Data records for software interfaces
----
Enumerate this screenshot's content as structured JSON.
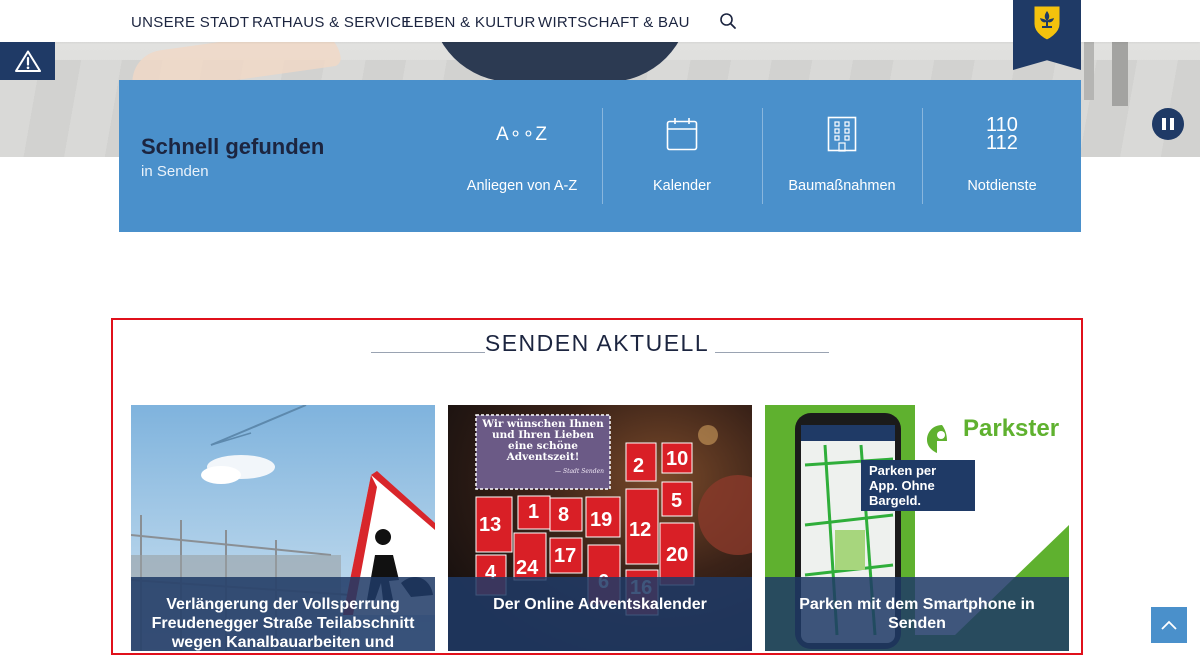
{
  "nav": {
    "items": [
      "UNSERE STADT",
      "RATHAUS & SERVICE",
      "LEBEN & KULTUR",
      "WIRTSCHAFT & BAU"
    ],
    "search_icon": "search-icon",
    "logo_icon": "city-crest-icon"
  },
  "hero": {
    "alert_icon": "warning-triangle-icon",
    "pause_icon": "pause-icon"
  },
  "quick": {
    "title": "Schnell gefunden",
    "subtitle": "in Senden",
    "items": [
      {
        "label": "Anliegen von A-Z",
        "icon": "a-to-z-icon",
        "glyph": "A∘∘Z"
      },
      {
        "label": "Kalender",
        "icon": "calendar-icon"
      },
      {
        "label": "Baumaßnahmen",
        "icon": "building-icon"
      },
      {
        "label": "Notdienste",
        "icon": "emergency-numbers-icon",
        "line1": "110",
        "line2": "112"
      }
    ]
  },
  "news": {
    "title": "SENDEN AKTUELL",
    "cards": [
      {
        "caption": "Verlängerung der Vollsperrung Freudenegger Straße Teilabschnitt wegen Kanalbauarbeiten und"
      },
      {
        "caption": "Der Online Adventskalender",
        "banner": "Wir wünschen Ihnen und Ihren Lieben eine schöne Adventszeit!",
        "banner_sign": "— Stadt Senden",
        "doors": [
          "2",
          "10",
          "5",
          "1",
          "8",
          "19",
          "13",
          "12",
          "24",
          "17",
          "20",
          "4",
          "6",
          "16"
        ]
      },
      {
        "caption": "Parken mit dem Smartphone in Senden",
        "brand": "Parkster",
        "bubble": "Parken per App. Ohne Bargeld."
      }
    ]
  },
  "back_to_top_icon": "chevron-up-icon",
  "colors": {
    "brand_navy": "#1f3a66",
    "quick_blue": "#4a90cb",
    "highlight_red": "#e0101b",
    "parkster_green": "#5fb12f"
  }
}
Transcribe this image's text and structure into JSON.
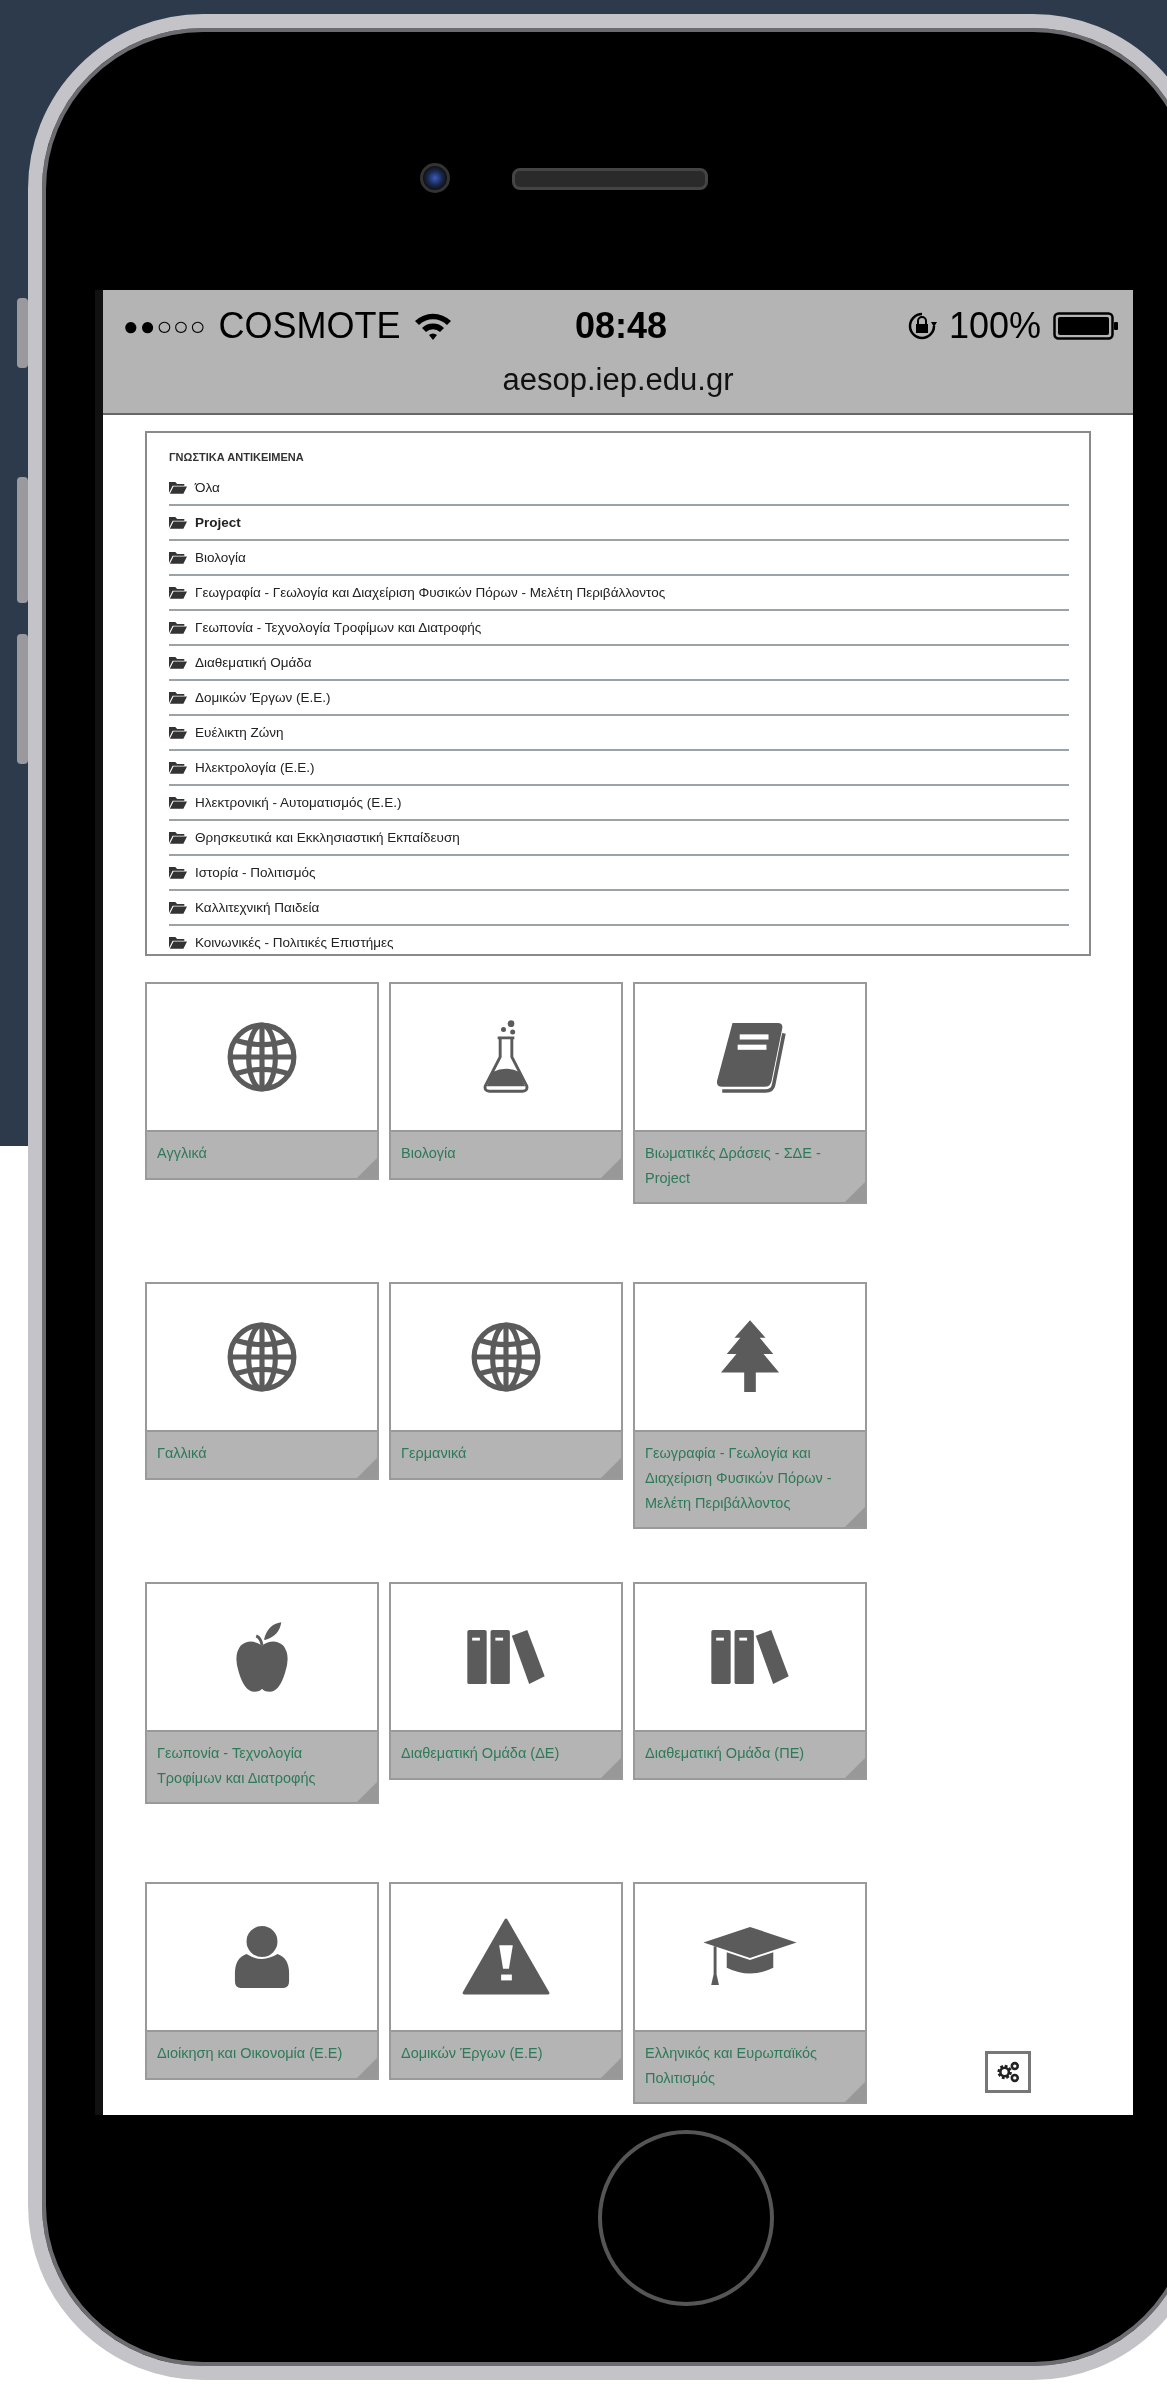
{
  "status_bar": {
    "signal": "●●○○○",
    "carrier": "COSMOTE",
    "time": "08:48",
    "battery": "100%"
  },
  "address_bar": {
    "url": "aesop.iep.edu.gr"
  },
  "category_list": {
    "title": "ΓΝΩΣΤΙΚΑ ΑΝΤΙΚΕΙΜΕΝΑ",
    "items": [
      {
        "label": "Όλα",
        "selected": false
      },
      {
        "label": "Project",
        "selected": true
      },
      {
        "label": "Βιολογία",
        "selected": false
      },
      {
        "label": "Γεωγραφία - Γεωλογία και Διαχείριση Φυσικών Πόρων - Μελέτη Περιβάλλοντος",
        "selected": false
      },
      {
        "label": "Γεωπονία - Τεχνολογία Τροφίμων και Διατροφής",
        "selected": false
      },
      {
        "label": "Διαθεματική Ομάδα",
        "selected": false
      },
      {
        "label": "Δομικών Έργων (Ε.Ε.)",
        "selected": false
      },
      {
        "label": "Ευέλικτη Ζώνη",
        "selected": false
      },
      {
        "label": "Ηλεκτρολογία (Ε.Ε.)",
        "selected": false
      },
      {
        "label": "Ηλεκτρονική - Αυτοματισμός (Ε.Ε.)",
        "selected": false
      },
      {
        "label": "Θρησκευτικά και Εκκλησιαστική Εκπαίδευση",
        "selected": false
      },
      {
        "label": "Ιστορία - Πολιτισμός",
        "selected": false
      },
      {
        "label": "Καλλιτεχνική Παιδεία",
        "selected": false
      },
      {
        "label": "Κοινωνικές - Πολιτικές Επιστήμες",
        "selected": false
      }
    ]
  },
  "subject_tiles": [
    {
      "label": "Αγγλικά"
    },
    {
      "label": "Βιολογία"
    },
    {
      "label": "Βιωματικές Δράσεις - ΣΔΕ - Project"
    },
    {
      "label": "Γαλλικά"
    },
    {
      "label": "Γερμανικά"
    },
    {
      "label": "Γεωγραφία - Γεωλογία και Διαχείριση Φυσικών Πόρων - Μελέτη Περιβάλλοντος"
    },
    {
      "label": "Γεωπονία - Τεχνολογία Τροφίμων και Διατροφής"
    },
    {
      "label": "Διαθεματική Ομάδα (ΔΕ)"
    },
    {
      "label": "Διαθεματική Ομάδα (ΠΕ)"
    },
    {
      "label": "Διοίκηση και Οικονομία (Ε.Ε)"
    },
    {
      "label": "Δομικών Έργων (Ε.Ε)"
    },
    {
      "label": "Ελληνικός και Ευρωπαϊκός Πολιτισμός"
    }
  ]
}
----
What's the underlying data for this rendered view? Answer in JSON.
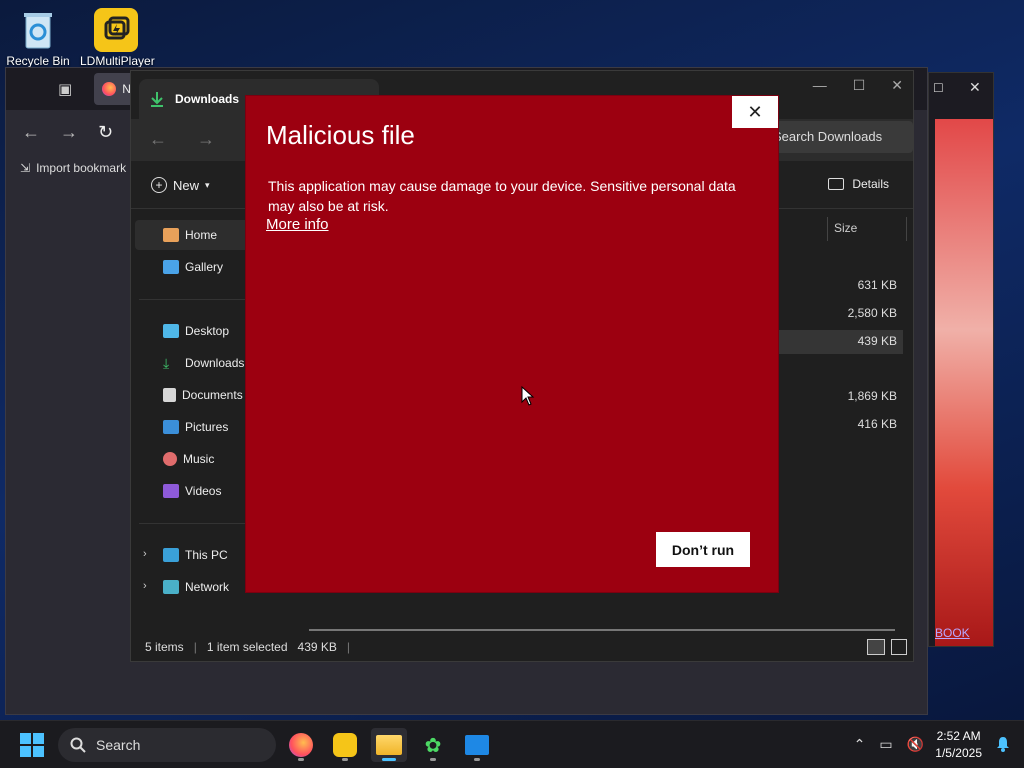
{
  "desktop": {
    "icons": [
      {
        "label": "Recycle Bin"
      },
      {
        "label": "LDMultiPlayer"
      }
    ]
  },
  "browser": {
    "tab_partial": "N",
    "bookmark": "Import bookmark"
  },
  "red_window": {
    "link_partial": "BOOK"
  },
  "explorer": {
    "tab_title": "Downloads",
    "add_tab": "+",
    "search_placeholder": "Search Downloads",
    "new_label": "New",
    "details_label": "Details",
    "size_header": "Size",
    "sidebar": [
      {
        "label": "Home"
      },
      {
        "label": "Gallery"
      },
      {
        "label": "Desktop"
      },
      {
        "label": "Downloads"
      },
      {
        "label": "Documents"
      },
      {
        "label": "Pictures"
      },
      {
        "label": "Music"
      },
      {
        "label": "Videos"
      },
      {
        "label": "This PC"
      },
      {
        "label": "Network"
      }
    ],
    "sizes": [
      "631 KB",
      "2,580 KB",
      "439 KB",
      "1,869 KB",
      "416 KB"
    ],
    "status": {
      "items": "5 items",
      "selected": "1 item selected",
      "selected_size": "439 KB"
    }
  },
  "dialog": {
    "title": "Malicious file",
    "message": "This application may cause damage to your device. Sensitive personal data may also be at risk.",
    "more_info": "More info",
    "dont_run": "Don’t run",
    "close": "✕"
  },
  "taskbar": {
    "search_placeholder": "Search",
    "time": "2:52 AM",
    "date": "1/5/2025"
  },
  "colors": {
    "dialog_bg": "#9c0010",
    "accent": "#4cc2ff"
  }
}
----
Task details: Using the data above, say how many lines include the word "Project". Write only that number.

Task solution: 2